Your output should be the whole listing, identical to the original.

▶ **Information**:
====

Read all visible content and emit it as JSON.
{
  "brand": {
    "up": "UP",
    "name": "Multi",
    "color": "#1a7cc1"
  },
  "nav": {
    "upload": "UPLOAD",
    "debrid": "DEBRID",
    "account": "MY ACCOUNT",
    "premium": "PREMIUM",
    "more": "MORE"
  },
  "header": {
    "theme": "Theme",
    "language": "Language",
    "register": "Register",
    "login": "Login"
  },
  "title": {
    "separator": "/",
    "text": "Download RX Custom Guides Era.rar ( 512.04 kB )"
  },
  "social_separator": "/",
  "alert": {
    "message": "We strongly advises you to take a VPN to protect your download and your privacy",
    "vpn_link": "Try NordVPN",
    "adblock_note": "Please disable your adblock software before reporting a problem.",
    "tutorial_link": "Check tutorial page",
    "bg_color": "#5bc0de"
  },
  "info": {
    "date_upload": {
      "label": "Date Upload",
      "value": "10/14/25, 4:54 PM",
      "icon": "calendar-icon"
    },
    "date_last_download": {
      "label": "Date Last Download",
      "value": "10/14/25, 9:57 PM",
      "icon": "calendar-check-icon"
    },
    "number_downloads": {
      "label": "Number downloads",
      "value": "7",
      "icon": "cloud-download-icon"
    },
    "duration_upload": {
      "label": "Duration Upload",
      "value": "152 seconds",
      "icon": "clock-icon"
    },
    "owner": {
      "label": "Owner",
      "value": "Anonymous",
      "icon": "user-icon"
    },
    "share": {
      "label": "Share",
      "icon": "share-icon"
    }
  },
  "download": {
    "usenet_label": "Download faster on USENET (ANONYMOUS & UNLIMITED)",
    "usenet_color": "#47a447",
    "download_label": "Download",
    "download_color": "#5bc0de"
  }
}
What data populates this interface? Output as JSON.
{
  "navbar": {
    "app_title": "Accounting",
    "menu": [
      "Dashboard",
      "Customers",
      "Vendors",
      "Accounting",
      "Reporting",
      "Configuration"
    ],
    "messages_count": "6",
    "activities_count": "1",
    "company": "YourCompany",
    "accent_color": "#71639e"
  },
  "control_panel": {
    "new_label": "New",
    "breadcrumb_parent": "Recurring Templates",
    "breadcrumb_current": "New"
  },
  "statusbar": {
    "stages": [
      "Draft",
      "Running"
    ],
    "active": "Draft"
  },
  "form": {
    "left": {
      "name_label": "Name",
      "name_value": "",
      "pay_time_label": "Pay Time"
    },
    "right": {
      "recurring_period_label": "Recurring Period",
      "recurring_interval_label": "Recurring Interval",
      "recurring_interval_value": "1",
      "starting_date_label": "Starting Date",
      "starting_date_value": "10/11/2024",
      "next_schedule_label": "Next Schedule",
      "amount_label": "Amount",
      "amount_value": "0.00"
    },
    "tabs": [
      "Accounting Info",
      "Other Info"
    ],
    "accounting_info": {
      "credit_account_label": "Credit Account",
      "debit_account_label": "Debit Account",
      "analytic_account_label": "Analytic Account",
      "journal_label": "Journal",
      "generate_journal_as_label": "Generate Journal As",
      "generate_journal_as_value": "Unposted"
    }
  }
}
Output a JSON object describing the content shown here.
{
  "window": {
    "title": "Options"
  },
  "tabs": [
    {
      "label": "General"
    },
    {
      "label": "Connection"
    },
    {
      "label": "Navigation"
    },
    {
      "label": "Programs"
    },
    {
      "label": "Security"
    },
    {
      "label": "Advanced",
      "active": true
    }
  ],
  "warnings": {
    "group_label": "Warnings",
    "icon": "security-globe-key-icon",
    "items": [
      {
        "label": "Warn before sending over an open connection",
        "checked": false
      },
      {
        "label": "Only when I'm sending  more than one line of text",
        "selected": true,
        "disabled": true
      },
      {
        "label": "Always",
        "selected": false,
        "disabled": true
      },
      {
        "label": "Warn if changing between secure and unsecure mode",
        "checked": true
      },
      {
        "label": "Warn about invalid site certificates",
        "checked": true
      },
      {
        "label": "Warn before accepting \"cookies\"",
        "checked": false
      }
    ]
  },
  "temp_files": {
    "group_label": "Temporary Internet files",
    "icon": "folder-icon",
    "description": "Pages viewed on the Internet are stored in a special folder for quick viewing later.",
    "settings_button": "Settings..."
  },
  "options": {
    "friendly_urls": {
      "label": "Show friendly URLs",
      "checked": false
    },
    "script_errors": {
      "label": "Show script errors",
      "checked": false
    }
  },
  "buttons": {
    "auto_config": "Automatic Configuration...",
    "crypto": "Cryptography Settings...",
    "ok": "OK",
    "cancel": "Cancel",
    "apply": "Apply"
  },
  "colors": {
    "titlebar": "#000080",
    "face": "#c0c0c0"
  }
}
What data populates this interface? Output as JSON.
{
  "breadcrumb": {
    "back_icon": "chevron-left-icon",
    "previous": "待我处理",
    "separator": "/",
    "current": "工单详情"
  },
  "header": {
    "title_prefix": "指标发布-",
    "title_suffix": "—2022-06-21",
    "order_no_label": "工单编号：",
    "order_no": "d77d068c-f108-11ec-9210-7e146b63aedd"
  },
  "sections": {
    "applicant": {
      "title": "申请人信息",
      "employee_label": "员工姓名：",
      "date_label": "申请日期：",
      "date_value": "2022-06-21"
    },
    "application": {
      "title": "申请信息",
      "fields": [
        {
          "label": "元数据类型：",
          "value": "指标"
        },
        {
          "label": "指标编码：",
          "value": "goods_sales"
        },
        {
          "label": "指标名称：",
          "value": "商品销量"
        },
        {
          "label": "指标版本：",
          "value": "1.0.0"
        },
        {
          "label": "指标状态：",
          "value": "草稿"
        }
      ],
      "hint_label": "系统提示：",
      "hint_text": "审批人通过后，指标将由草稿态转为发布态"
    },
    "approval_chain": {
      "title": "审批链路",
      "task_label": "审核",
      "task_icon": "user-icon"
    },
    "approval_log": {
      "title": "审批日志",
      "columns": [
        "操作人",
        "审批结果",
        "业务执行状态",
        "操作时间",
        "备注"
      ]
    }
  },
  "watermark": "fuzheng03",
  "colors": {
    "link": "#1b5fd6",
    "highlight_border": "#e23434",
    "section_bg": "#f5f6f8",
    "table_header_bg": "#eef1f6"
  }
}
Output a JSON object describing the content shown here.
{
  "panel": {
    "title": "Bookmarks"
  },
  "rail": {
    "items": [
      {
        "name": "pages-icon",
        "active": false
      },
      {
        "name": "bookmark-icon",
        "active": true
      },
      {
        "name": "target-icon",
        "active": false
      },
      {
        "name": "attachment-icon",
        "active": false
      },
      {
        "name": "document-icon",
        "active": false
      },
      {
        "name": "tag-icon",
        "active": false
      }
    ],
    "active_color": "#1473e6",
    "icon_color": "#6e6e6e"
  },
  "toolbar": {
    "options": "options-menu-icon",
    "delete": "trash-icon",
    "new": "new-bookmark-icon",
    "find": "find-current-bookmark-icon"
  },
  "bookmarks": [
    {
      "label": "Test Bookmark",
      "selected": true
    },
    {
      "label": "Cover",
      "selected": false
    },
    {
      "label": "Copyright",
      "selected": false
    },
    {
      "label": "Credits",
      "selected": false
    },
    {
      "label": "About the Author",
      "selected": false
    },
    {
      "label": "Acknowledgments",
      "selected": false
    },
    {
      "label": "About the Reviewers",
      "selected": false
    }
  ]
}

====

▶ **Written solution**:
Read all visible content and emit it as JSON.
{
  "brand": {
    "up": "UP",
    "name": "Multi",
    "color": "#1a7cc1"
  },
  "nav": {
    "upload": "UPLOAD",
    "debrid": "DEBRID",
    "account": "MY ACCOUNT",
    "premium": "PREMIUM",
    "more": "MORE"
  },
  "header": {
    "theme": "Theme",
    "language": "Language",
    "register": "Register",
    "login": "Login"
  },
  "title": {
    "separator": "/",
    "text": "Download RX Custom Guides Era.rar ( 512.04 kB )"
  },
  "social_separator": "/",
  "alert": {
    "message": "We strongly advises you to take a VPN to protect your download and your privacy",
    "vpn_link": "Try NordVPN",
    "adblock_note": "Please disable your adblock software before reporting a problem.",
    "tutorial_link": "Check tutorial page",
    "bg_color": "#5bc0de"
  },
  "info": {
    "date_upload": {
      "label": "Date Upload",
      "value": "10/14/25, 4:54 PM",
      "icon": "calendar-icon"
    },
    "date_last_download": {
      "label": "Date Last Download",
      "value": "10/14/25, 9:57 PM",
      "icon": "calendar-check-icon"
    },
    "number_downloads": {
      "label": "Number downloads",
      "value": "7",
      "icon": "cloud-download-icon"
    },
    "duration_upload": {
      "label": "Duration Upload",
      "value": "152 seconds",
      "icon": "clock-icon"
    },
    "owner": {
      "label": "Owner",
      "value": "Anonymous",
      "icon": "user-icon"
    },
    "share": {
      "label": "Share",
      "icon": "share-icon"
    }
  },
  "download": {
    "usenet_label": "Download faster on USENET (ANONYMOUS & UNLIMITED)",
    "usenet_color": "#47a447",
    "download_label": "Download",
    "download_color": "#5bc0de"
  }
}
What data populates this interface? Output as JSON.
{
  "navbar": {
    "app_title": "Accounting",
    "menu": [
      "Dashboard",
      "Customers",
      "Vendors",
      "Accounting",
      "Reporting",
      "Configuration"
    ],
    "messages_count": "6",
    "activities_count": "1",
    "company": "YourCompany",
    "accent_color": "#71639e"
  },
  "control_panel": {
    "new_label": "New",
    "breadcrumb_parent": "Recurring Templates",
    "breadcrumb_current": "New"
  },
  "statusbar": {
    "stages": [
      "Draft",
      "Running"
    ],
    "active": "Draft"
  },
  "form": {
    "left": {
      "name_label": "Name",
      "name_value": "",
      "pay_time_label": "Pay Time"
    },
    "right": {
      "recurring_period_label": "Recurring Period",
      "recurring_interval_label": "Recurring Interval",
      "recurring_interval_value": "1",
      "starting_date_label": "Starting Date",
      "starting_date_value": "10/11/2024",
      "next_schedule_label": "Next Schedule",
      "amount_label": "Amount",
      "amount_value": "0.00"
    },
    "tabs": [
      "Accounting Info",
      "Other Info"
    ],
    "accounting_info": {
      "credit_account_label": "Credit Account",
      "debit_account_label": "Debit Account",
      "analytic_account_label": "Analytic Account",
      "journal_label": "Journal",
      "generate_journal_as_label": "Generate Journal As",
      "generate_journal_as_value": "Unposted"
    }
  }
}
Output a JSON object describing the content shown here.
{
  "window": {
    "title": "Options"
  },
  "tabs": [
    {
      "label": "General"
    },
    {
      "label": "Connection"
    },
    {
      "label": "Navigation"
    },
    {
      "label": "Programs"
    },
    {
      "label": "Security"
    },
    {
      "label": "Advanced",
      "active": true
    }
  ],
  "warnings": {
    "group_label": "Warnings",
    "icon": "security-globe-key-icon",
    "items": [
      {
        "label": "Warn before sending over an open connection",
        "checked": false
      },
      {
        "label": "Only when I'm sending  more than one line of text",
        "selected": true,
        "disabled": true
      },
      {
        "label": "Always",
        "selected": false,
        "disabled": true
      },
      {
        "label": "Warn if changing between secure and unsecure mode",
        "checked": true
      },
      {
        "label": "Warn about invalid site certificates",
        "checked": true
      },
      {
        "label": "Warn before accepting \"cookies\"",
        "checked": false
      }
    ]
  },
  "temp_files": {
    "group_label": "Temporary Internet files",
    "icon": "folder-icon",
    "description": "Pages viewed on the Internet are stored in a special folder for quick viewing later.",
    "settings_button": "Settings..."
  },
  "options": {
    "friendly_urls": {
      "label": "Show friendly URLs",
      "checked": false
    },
    "script_errors": {
      "label": "Show script errors",
      "checked": false
    }
  },
  "buttons": {
    "auto_config": "Automatic Configuration...",
    "crypto": "Cryptography Settings...",
    "ok": "OK",
    "cancel": "Cancel",
    "apply": "Apply"
  },
  "colors": {
    "titlebar": "#000080",
    "face": "#c0c0c0"
  }
}
What data populates this interface? Output as JSON.
{
  "breadcrumb": {
    "back_icon": "chevron-left-icon",
    "previous": "待我处理",
    "separator": "/",
    "current": "工单详情"
  },
  "header": {
    "title_prefix": "指标发布-",
    "title_suffix": "—2022-06-21",
    "order_no_label": "工单编号：",
    "order_no": "d77d068c-f108-11ec-9210-7e146b63aedd"
  },
  "sections": {
    "applicant": {
      "title": "申请人信息",
      "employee_label": "员工姓名：",
      "date_label": "申请日期：",
      "date_value": "2022-06-21"
    },
    "application": {
      "title": "申请信息",
      "fields": [
        {
          "label": "元数据类型：",
          "value": "指标"
        },
        {
          "label": "指标编码：",
          "value": "goods_sales"
        },
        {
          "label": "指标名称：",
          "value": "商品销量"
        },
        {
          "label": "指标版本：",
          "value": "1.0.0"
        },
        {
          "label": "指标状态：",
          "value": "草稿"
        }
      ],
      "hint_label": "系统提示：",
      "hint_text": "审批人通过后，指标将由草稿态转为发布态"
    },
    "approval_chain": {
      "title": "审批链路",
      "task_label": "审核",
      "task_icon": "user-icon"
    },
    "approval_log": {
      "title": "审批日志",
      "columns": [
        "操作人",
        "审批结果",
        "业务执行状态",
        "操作时间",
        "备注"
      ]
    }
  },
  "watermark": "fuzheng03",
  "colors": {
    "link": "#1b5fd6",
    "highlight_border": "#e23434",
    "section_bg": "#f5f6f8",
    "table_header_bg": "#eef1f6"
  }
}
Output a JSON object describing the content shown here.
{
  "panel": {
    "title": "Bookmarks"
  },
  "rail": {
    "items": [
      {
        "name": "pages-icon",
        "active": false
      },
      {
        "name": "bookmark-icon",
        "active": true
      },
      {
        "name": "target-icon",
        "active": false
      },
      {
        "name": "attachment-icon",
        "active": false
      },
      {
        "name": "document-icon",
        "active": false
      },
      {
        "name": "tag-icon",
        "active": false
      }
    ],
    "active_color": "#1473e6",
    "icon_color": "#6e6e6e"
  },
  "toolbar": {
    "options": "options-menu-icon",
    "delete": "trash-icon",
    "new": "new-bookmark-icon",
    "find": "find-current-bookmark-icon"
  },
  "bookmarks": [
    {
      "label": "Test Bookmark",
      "selected": true
    },
    {
      "label": "Cover",
      "selected": false
    },
    {
      "label": "Copyright",
      "selected": false
    },
    {
      "label": "Credits",
      "selected": false
    },
    {
      "label": "About the Author",
      "selected": false
    },
    {
      "label": "Acknowledgments",
      "selected": false
    },
    {
      "label": "About the Reviewers",
      "selected": false
    }
  ]
}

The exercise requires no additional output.